Most investors know that to optimize the expected value and risk of their financial portfolio they need the right mix of domestic and international stocks, bonds and cash. Many game companies, however, fail to heed the core principals of diversification when building their portfolios and deciding what projects to green light. Ironically, very successful companies often amplify this mistake by replicating (i.e. cloning) their hit.
Mistake 1: Copying your hit
The most common mistake successful game companies make is re-skinning or cloning their biggest game. The logic behind this decision is that it is quite difficult to create a hit game so copy what you know. Most frequently, however, the clone fails to reach expectations and the company is left relying on the original hit.
The flaw in this strategy, leading to a negative result, is that the new product appeals to users who are already highly engaged with your company. Since the existing product is a success, players are not looking for an alternative. They already love what they have, why give them the same thing in a different wrapper. I recently wrote about how challenging it is to steal VIP customers from a competitor because they already love the product, it is just as difficult to steal them from yourself.
In the social casino space, you often see this mistake by companies that have a hit slots product, just change the feel of the casino, keep the same slots, and then the new product does not perform as well as the original.
Mistake 2: Appealing to the exact same market
If you base your new product on one of your existing products, you will appeal to the same customers. By appealing to the same users, you are not expanding your potential market but can only increase your share of wallet.
Again, using the social casino space as an example, there are different types of slots players. If your existing game is appealing to players who enjoy land based casinos, rather than creating another product for this target market you can build off of your success by creating a product that appeals to recreational online-only players. Thus, you can still monetize the land-based players with your core product, and increase monetization by improving that game, but you open up a new market.

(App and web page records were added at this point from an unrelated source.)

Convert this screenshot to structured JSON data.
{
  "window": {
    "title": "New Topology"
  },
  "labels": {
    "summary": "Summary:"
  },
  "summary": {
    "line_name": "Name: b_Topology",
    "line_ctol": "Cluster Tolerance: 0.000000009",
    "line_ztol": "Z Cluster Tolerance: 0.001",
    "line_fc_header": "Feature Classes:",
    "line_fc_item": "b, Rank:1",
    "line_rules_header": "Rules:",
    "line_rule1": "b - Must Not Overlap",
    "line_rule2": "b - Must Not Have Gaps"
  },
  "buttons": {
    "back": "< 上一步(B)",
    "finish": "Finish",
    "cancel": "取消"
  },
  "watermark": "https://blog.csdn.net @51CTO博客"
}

Mistake 3: You are not creating a blue ocean opportunity
The core of the issue in creating a copy of an existing product is you are not creating a blue ocean opportunity, that is moving to a market space where the competition is not relevant. I have written frequently about Blue Ocean strategy, and rather than repeat it the key is that you have a higher ROI by pursuing a blue ocean strategy than competing in a red (bloody competitive) market.
Blue Ocean strategy is incompatible with cloning your existing product because a new product needs to fulfill four criteria to create a blue ocean:
- Raise. You need to raise some of the elements of value you are currently competing on.
- Eliminate. You need to eliminate some features or aspects that you compete on.
- Add. You must add new features or attributes that other products do not have.
- Reduce. You have to reduce some of the features that the industry relies on.
By definition, if you are copying an existing product you are not doing any, let alone all, of these changes needed to move into a space where the competition is non-existent.
Mistake 4: No new VIPs
VIPs are the lifeblood of a successful mobile game. Less than one percent of players normally drive over 80 percent of revenue, thus it is critical to have a strong VIP base for a game to be successful. When you re-skin or clone an existing game, it becomes virtually impossible to build a strong new VIP base. Your existing VIPs already love the old product, hence why they are VIPs, so they have no reason to move (and you probably have no benefit in moving them). New customers were already exposed to the same mechanics in the existing product and chose not to become VIPs, thus it is very unlikely the new product will generate a different reaction.
What you should do
The easy part of the game industry is recommending what not to do, the challenge is how do you grow your product base. There are many different ways to run a good green light process, assess market conditions, etc., and that is not the purpose of this post (please see my post on how to create a mobile gaming hit). Instead, I recommend you build out a strong green light process that looks at the market, the competition, your strengths and gaps in the market and build your product strategy from there. If you already have a hit product, rather than start from scratch, see how you can leverage key elements of that product to expand into a different segment of the market or create an entirely new space.
- While it is tempting to try to replicate your successful product by re-skinning or cloning it, such a strategy is likely to fail as it will not expand your market.
- Cloning a product is the inverse of pursuing a Blue Ocean strategy (which requires focusing on four core elements: Eliminate, Raise, Add, Reduce), and Blue Ocean generates a higher long-term ROI that traditional strategy.
- If you have a hit, rather than start from scratch see how you can leverage key elements of that product to expand into a different segment of the market or create an entirely new space.